→ **DIRECTIONS**:
Find out how many lines of the listing below include "label" and report only that number.

→ **EXERCISE INPUT**:
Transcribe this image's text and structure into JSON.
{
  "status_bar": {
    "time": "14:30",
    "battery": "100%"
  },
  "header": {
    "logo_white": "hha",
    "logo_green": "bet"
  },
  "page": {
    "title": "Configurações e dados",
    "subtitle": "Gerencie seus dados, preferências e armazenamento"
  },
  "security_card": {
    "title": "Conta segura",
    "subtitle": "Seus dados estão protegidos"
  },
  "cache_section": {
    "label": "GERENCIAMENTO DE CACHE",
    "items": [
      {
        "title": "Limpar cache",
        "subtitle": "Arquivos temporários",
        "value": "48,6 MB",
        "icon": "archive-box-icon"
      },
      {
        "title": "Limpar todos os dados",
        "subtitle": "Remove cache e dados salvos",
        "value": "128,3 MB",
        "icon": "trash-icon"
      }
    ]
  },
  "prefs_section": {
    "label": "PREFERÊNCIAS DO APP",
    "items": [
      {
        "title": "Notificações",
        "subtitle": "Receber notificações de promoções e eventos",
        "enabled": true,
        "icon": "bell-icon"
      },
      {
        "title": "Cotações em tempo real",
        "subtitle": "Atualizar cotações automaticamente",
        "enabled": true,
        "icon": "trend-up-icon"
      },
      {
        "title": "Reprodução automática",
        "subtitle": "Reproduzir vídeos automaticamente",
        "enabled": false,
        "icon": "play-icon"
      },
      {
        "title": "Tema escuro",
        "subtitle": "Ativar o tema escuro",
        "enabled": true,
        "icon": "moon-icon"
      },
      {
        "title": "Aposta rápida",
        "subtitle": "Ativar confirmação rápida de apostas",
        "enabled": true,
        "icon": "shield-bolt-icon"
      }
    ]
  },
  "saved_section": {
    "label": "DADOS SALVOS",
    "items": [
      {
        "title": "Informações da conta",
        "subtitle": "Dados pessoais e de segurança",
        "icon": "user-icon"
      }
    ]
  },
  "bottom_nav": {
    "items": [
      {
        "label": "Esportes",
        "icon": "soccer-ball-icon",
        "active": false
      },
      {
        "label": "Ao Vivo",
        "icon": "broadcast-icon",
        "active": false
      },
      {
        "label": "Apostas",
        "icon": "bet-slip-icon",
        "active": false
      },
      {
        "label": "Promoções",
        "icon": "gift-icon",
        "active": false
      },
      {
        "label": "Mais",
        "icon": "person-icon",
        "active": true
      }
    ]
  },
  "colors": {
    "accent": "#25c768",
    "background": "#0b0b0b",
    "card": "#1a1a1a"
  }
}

→ **TASK OUTPUT**:
8